(Interface dataset entries)
>>>>>
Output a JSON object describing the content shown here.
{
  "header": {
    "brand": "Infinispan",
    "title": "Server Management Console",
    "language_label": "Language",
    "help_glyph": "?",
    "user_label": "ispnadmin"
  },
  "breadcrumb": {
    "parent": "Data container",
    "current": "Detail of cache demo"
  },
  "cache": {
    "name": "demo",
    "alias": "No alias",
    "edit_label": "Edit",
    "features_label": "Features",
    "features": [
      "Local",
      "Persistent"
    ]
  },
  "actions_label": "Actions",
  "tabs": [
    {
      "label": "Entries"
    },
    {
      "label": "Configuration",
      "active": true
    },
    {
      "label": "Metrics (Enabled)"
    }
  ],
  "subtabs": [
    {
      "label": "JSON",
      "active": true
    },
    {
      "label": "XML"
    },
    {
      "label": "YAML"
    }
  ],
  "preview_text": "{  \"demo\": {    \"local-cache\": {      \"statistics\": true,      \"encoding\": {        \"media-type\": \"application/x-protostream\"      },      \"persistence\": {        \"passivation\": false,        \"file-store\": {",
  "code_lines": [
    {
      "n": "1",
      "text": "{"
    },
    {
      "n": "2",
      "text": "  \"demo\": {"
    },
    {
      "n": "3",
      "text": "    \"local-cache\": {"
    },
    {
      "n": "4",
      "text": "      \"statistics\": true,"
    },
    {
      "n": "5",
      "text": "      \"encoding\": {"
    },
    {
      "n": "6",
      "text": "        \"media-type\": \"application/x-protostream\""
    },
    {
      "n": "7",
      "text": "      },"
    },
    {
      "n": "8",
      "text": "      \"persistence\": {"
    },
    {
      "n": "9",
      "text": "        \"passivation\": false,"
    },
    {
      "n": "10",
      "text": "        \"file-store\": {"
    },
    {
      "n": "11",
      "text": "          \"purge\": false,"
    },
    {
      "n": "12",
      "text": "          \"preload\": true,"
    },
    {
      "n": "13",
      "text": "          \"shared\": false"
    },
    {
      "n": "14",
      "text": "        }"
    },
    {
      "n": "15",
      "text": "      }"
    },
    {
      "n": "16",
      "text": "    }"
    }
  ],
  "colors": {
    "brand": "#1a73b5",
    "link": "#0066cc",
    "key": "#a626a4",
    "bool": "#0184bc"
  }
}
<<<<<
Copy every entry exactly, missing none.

Output a JSON object describing the content shown here.
{
  "header": {
    "brand": "Infinispan",
    "title": "Server Management Console",
    "language_label": "Language",
    "help_glyph": "?",
    "user_label": "ispnadmin"
  },
  "breadcrumb": {
    "parent": "Data container",
    "current": "Detail of cache demo"
  },
  "cache": {
    "name": "demo",
    "alias": "No alias",
    "edit_label": "Edit",
    "features_label": "Features",
    "features": [
      "Local",
      "Persistent"
    ]
  },
  "actions_label": "Actions",
  "tabs": [
    {
      "label": "Entries"
    },
    {
      "label": "Configuration",
      "active": true
    },
    {
      "label": "Metrics (Enabled)"
    }
  ],
  "subtabs": [
    {
      "label": "JSON",
      "active": true
    },
    {
      "label": "XML"
    },
    {
      "label": "YAML"
    }
  ],
  "preview_text": "{  \"demo\": {    \"local-cache\": {      \"statistics\": true,      \"encoding\": {        \"media-type\": \"application/x-protostream\"      },      \"persistence\": {        \"passivation\": false,        \"file-store\": {",
  "code_lines": [
    {
      "n": "1",
      "text": "{"
    },
    {
      "n": "2",
      "text": "  \"demo\": {"
    },
    {
      "n": "3",
      "text": "    \"local-cache\": {"
    },
    {
      "n": "4",
      "text": "      \"statistics\": true,"
    },
    {
      "n": "5",
      "text": "      \"encoding\": {"
    },
    {
      "n": "6",
      "text": "        \"media-type\": \"application/x-protostream\""
    },
    {
      "n": "7",
      "text": "      },"
    },
    {
      "n": "8",
      "text": "      \"persistence\": {"
    },
    {
      "n": "9",
      "text": "        \"passivation\": false,"
    },
    {
      "n": "10",
      "text": "        \"file-store\": {"
    },
    {
      "n": "11",
      "text": "          \"purge\": false,"
    },
    {
      "n": "12",
      "text": "          \"preload\": true,"
    },
    {
      "n": "13",
      "text": "          \"shared\": false"
    },
    {
      "n": "14",
      "text": "        }"
    },
    {
      "n": "15",
      "text": "      }"
    },
    {
      "n": "16",
      "text": "    }"
    }
  ],
  "colors": {
    "brand": "#1a73b5",
    "link": "#0066cc",
    "key": "#a626a4",
    "bool": "#0184bc"
  }
}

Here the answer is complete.